How Not To Write A Story (Episode 1: Landfill Stories)

I'm not a particularly prolific writer. I spend months writing little tid bits here and there; some characters there, a little event there--and then suddenly: I read a post, or book that gets me hyped to create something. Ideas fall down from my mind into my fingers as they stream forth in a bundle of keytaps or ink scribbles. I start adding all the ideas I accumulated, damn any outlines! Who needs a plan?

This is, of course, the very first mistake when people start writing stories. They go in without a plan. After a couple days or weeks, they lose steam; they forget to type anything last Sunday. They start writing less and less, yet the ideas seem to trickle ever slower. The fresh springs have all but dried, leaving your story ever thirstier and nowhere near any clear end.

When Not To Plan

Now, not every story needs a big 'ol plan. After all, some stories are probably shorter than an outline. These are usually called flash fiction, because they can be read in a flash (and sometimes are written in one too). That doesn't mean it's easy to write flash fiction; oftentimes when you put limits on yourself, you compensate in other areas. Like going from painting to pixel art, writing flash fiction often means you'll be pouring over every single word, punctuation, and space you've so delicately nudged into your story. A balanced arc, with all its twists and turns is formed on a scale so small that a single change may break it.

The reason why you don't plan here is pretty simple--you've already done it. As you write out your story, a plan is always formed in your mind. Ideas of how it should develop, what should be revealed and what shouldn't be, are all thought up as you type out your microcosmic play. However, as writing flash fiction takes much less time (at least during the initial draft) than a novel, or short story, you rarely lose track of your initial focus. Your ideas stay sharp, and your prose follows suit.

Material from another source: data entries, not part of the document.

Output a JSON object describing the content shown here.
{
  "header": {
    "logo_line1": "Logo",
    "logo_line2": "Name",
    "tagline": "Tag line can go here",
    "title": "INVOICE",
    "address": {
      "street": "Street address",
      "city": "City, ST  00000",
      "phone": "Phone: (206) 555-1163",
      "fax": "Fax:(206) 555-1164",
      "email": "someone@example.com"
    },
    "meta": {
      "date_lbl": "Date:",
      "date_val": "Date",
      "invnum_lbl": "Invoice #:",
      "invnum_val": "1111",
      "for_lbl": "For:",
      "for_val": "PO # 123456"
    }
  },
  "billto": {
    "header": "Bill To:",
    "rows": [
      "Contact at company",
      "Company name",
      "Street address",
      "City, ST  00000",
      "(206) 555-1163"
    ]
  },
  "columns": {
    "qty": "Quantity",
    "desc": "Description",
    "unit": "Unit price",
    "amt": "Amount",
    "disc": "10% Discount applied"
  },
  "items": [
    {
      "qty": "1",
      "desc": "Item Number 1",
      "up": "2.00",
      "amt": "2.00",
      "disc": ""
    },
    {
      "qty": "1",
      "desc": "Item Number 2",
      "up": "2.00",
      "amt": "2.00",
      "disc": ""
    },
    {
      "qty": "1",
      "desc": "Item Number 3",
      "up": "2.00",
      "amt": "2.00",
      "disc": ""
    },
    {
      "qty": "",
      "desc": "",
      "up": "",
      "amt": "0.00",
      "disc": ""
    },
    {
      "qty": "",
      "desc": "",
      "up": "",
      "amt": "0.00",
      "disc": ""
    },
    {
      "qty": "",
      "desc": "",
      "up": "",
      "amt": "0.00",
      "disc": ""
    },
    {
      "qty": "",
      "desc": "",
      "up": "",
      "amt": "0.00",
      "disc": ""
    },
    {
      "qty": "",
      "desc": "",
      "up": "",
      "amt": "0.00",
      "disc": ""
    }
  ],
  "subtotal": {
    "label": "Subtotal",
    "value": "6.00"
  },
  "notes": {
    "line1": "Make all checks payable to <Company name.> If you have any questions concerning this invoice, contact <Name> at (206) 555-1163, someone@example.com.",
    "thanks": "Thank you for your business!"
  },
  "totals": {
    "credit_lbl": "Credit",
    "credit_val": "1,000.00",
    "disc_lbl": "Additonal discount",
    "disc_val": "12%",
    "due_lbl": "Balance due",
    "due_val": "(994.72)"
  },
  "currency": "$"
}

But when you get past 1000 words or so (depending on your writing style and imagination), it becomes increasingly difficult to keep your story going. This is where Design by Landfill or Accretion often peeps its head.

Video Games Have Feelings Too

Yes, I actually stole the term: Design by Landfill from video games. It's an interesting idea, and I feel a similar connection here with more traditional mediums.

Not every story has a beginning, middle, and end. Some stories aren't full stories and only show glimpses are some parts. Others get stuck in the middle, a neverending story. Still for many published stories, the writer eventually has to stop writing. With an outline, that's usually after the climax, when the problem has been resolved and the characters get their ending. Often however, characters keep getting new problems. Like a weekly monster anime, the writer keeps tossing the characters around, adding on top of the arc instead of resolving it. This landfill design often occurs when the writer realizes that they either don't want to end the story, or don't know how.

Some people can make this insane balance work out. An example would be Stephen King, a well-known pantser whose stories are, of course, widely acclaimed. The reason his stories tend to work better than Writer McJoe is due to several factors, but mostly this one: he writes based on character rather than plot.

For those unfamiliar with character-based writing let me give you the quote from Stephen King's book, On Writing as he puts it better than I ever could:

I want to put a group of characters (perhaps a pair; perhaps even just one) in some sort of predicament and then watch them try to work themselves free. My job isn’t to help them work their way free, or manipulate them to safety... - Stephen King, On Writing

We often write stories as series of events following a spark of imagination, what would happen if the world was actually X or what if one of us was Y? We then think of a logical conclusion to that story, a way to tie things around to whatever theme, message, or hoo-hah we want to express. But all the stuffing that goes in the middle gets pushed aside for that perfect, balanced arc. We write the middle of our story as if it's an escalator, pushing our characters towards their destination.

That's boring.

Stories are driven by characters, not plot. Plot is not what happens to the characters, it's what the characters do. When we write stories without an idea of how they should flow, either of the two things happens: One, you decide on a cool moment you want and in turn, sacrifice any engagement in the rest of your story for that one moment, or two, you don't write the story. Your characters do, and it comes alive in ways that engage both you and your readers. If you focus on laying the foundations before moving towards a goal, your landfill might just end up in place even better than you had planned for.

When To Plan

The title of this little essay (series?) is How Not To Write A Story it is in fact, the opposite. Some people write in one way, some in the other. If your preference is plotting, then do what works. If you like being led by your characters rather than leading them, then go for it.

The purpose of this little essay is just to tell you that there are issues with certain styles, but that as long as you understand the strengths and needs of your story... you can basically ignore all of this advice. Do what works.

When Things Went Wrong

Here I'll be leaving an example of one of my unfinished landfill stories. Unedited and unfinished, it's now a warning to any of you who'd like to try this style of writing. This one's pretty terrible. If you want to see a good example, just read any Stephen King book.